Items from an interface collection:
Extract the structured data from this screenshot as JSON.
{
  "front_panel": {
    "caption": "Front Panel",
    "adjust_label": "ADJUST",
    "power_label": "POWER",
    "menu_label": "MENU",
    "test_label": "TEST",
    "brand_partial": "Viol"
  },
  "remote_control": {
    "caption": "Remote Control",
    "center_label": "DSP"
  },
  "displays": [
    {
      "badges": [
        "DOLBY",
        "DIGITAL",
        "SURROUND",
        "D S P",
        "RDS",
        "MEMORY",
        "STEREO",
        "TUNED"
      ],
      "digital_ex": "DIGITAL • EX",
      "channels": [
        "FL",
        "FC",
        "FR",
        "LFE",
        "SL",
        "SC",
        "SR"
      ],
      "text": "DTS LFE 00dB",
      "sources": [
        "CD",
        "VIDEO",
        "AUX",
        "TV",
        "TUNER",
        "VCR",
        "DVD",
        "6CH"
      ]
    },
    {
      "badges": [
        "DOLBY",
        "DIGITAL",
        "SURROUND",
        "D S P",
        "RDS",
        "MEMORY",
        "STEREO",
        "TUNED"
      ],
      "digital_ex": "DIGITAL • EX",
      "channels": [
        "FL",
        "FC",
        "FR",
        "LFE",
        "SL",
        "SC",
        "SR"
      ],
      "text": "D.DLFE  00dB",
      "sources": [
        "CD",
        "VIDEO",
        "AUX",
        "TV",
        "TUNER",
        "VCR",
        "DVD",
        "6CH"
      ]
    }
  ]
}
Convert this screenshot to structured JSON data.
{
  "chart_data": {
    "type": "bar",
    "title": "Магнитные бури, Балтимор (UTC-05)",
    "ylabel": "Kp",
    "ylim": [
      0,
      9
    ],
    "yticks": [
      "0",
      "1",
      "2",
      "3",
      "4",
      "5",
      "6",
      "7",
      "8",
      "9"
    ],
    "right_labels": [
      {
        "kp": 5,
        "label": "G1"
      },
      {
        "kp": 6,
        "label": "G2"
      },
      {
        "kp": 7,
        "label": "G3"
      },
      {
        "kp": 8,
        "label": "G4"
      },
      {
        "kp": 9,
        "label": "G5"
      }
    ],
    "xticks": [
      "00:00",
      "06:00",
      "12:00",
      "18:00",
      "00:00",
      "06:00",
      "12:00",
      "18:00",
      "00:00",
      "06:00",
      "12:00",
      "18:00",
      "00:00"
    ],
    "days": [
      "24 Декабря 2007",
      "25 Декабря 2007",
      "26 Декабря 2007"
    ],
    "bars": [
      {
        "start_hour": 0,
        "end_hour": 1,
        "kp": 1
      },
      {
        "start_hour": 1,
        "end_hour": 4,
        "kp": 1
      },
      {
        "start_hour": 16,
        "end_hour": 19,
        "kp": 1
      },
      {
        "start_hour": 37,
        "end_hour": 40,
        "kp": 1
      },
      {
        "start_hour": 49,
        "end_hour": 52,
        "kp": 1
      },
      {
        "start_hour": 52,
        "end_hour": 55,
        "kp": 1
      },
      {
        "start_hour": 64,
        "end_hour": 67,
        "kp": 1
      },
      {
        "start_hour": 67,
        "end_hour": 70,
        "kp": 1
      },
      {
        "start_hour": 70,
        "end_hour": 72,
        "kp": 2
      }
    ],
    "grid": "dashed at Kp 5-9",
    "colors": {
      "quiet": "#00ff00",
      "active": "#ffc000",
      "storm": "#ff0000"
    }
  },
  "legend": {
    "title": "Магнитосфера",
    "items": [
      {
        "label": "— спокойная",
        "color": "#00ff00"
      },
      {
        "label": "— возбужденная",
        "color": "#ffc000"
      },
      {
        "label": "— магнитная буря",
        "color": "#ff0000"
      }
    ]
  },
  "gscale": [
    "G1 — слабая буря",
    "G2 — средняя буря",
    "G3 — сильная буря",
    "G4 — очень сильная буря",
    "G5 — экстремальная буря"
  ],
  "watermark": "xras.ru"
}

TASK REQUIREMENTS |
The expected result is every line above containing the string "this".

EXPECTED ANSWER |
Extract the structured data from this screenshot as JSON.
Convert this screenshot to structured JSON data.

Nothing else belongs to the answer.